> _SUPPLIED ENTRIES_:
━━━━━━

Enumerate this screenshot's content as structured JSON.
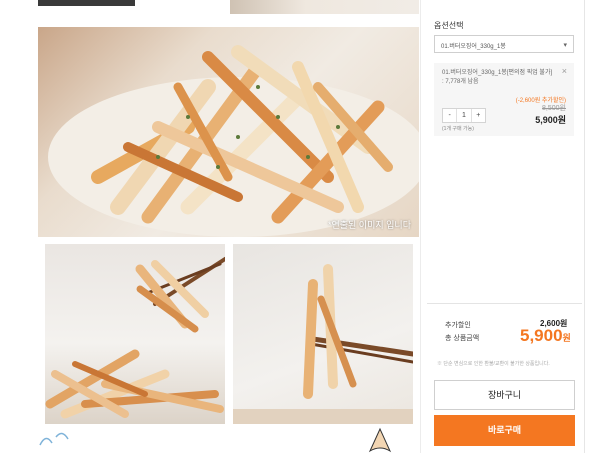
{
  "gallery": {
    "main_caption": "*연출된 이미지 입니다"
  },
  "options": {
    "label": "옵션선택",
    "selected": "01.버터오징어_330g_1봉"
  },
  "item": {
    "name": "01.버터오징어_330g_1봉[편의점 픽업 불가] : 7,778개 남음",
    "close_icon": "×",
    "discount_note": "(-2,600원 추가할인)",
    "quantity": "1",
    "minus": "-",
    "plus": "+",
    "original_price": "8,500원",
    "price": "5,900원",
    "limit_note": "(1개 구매 가능)"
  },
  "summary": {
    "additional_discount_label": "추가할인",
    "additional_discount_value": "2,600원",
    "total_label": "총 상품금액",
    "total_value": "5,900",
    "total_unit": "원",
    "notice": "※ 단순 변심으로 인한 환불/교환이 불가한 상품입니다."
  },
  "buttons": {
    "cart": "장바구니",
    "buy": "바로구매"
  },
  "colors": {
    "accent": "#f47721"
  }
}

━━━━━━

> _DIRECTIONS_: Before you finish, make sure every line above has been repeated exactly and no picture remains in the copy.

> _SOLVED EXERCISE_:
Enumerate this screenshot's content as structured JSON.
{
  "gallery": {
    "main_caption": "*연출된 이미지 입니다"
  },
  "options": {
    "label": "옵션선택",
    "selected": "01.버터오징어_330g_1봉"
  },
  "item": {
    "name": "01.버터오징어_330g_1봉[편의점 픽업 불가] : 7,778개 남음",
    "close_icon": "×",
    "discount_note": "(-2,600원 추가할인)",
    "quantity": "1",
    "minus": "-",
    "plus": "+",
    "original_price": "8,500원",
    "price": "5,900원",
    "limit_note": "(1개 구매 가능)"
  },
  "summary": {
    "additional_discount_label": "추가할인",
    "additional_discount_value": "2,600원",
    "total_label": "총 상품금액",
    "total_value": "5,900",
    "total_unit": "원",
    "notice": "※ 단순 변심으로 인한 환불/교환이 불가한 상품입니다."
  },
  "buttons": {
    "cart": "장바구니",
    "buy": "바로구매"
  },
  "colors": {
    "accent": "#f47721"
  }
}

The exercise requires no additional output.